### RECORDED INFORMATION
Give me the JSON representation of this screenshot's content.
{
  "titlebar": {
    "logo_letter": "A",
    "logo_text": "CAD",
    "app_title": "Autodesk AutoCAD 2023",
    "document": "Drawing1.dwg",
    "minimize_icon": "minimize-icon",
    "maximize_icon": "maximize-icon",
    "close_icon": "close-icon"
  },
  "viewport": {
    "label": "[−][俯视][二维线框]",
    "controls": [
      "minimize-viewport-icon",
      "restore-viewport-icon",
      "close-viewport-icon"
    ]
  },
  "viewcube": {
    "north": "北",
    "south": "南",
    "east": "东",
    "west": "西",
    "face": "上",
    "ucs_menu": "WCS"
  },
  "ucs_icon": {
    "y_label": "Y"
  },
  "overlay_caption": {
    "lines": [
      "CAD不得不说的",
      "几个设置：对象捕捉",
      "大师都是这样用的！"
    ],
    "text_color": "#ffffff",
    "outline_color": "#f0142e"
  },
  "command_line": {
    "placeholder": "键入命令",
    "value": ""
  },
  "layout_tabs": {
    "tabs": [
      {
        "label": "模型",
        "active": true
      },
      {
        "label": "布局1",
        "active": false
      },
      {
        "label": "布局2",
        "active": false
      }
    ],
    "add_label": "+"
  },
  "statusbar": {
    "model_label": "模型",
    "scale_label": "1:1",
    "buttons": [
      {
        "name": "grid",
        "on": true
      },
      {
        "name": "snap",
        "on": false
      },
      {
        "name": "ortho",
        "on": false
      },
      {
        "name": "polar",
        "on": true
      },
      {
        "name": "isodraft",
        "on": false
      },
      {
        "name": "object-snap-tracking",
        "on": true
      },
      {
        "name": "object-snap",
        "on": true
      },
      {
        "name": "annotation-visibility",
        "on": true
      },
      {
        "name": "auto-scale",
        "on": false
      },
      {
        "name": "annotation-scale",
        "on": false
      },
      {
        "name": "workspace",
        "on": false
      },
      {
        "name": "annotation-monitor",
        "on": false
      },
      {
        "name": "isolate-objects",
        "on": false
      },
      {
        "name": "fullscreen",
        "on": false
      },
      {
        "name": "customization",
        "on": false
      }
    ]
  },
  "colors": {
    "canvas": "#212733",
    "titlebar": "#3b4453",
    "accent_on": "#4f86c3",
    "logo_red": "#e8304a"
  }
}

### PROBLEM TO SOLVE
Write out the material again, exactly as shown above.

### OUTPUT OF THE TASK
Give me the JSON representation of this screenshot's content.
{
  "titlebar": {
    "logo_letter": "A",
    "logo_text": "CAD",
    "app_title": "Autodesk AutoCAD 2023",
    "document": "Drawing1.dwg",
    "minimize_icon": "minimize-icon",
    "maximize_icon": "maximize-icon",
    "close_icon": "close-icon"
  },
  "viewport": {
    "label": "[−][俯视][二维线框]",
    "controls": [
      "minimize-viewport-icon",
      "restore-viewport-icon",
      "close-viewport-icon"
    ]
  },
  "viewcube": {
    "north": "北",
    "south": "南",
    "east": "东",
    "west": "西",
    "face": "上",
    "ucs_menu": "WCS"
  },
  "ucs_icon": {
    "y_label": "Y"
  },
  "overlay_caption": {
    "lines": [
      "CAD不得不说的",
      "几个设置：对象捕捉",
      "大师都是这样用的！"
    ],
    "text_color": "#ffffff",
    "outline_color": "#f0142e"
  },
  "command_line": {
    "placeholder": "键入命令",
    "value": ""
  },
  "layout_tabs": {
    "tabs": [
      {
        "label": "模型",
        "active": true
      },
      {
        "label": "布局1",
        "active": false
      },
      {
        "label": "布局2",
        "active": false
      }
    ],
    "add_label": "+"
  },
  "statusbar": {
    "model_label": "模型",
    "scale_label": "1:1",
    "buttons": [
      {
        "name": "grid",
        "on": true
      },
      {
        "name": "snap",
        "on": false
      },
      {
        "name": "ortho",
        "on": false
      },
      {
        "name": "polar",
        "on": true
      },
      {
        "name": "isodraft",
        "on": false
      },
      {
        "name": "object-snap-tracking",
        "on": true
      },
      {
        "name": "object-snap",
        "on": true
      },
      {
        "name": "annotation-visibility",
        "on": true
      },
      {
        "name": "auto-scale",
        "on": false
      },
      {
        "name": "annotation-scale",
        "on": false
      },
      {
        "name": "workspace",
        "on": false
      },
      {
        "name": "annotation-monitor",
        "on": false
      },
      {
        "name": "isolate-objects",
        "on": false
      },
      {
        "name": "fullscreen",
        "on": false
      },
      {
        "name": "customization",
        "on": false
      }
    ]
  },
  "colors": {
    "canvas": "#212733",
    "titlebar": "#3b4453",
    "accent_on": "#4f86c3",
    "logo_red": "#e8304a"
  }
}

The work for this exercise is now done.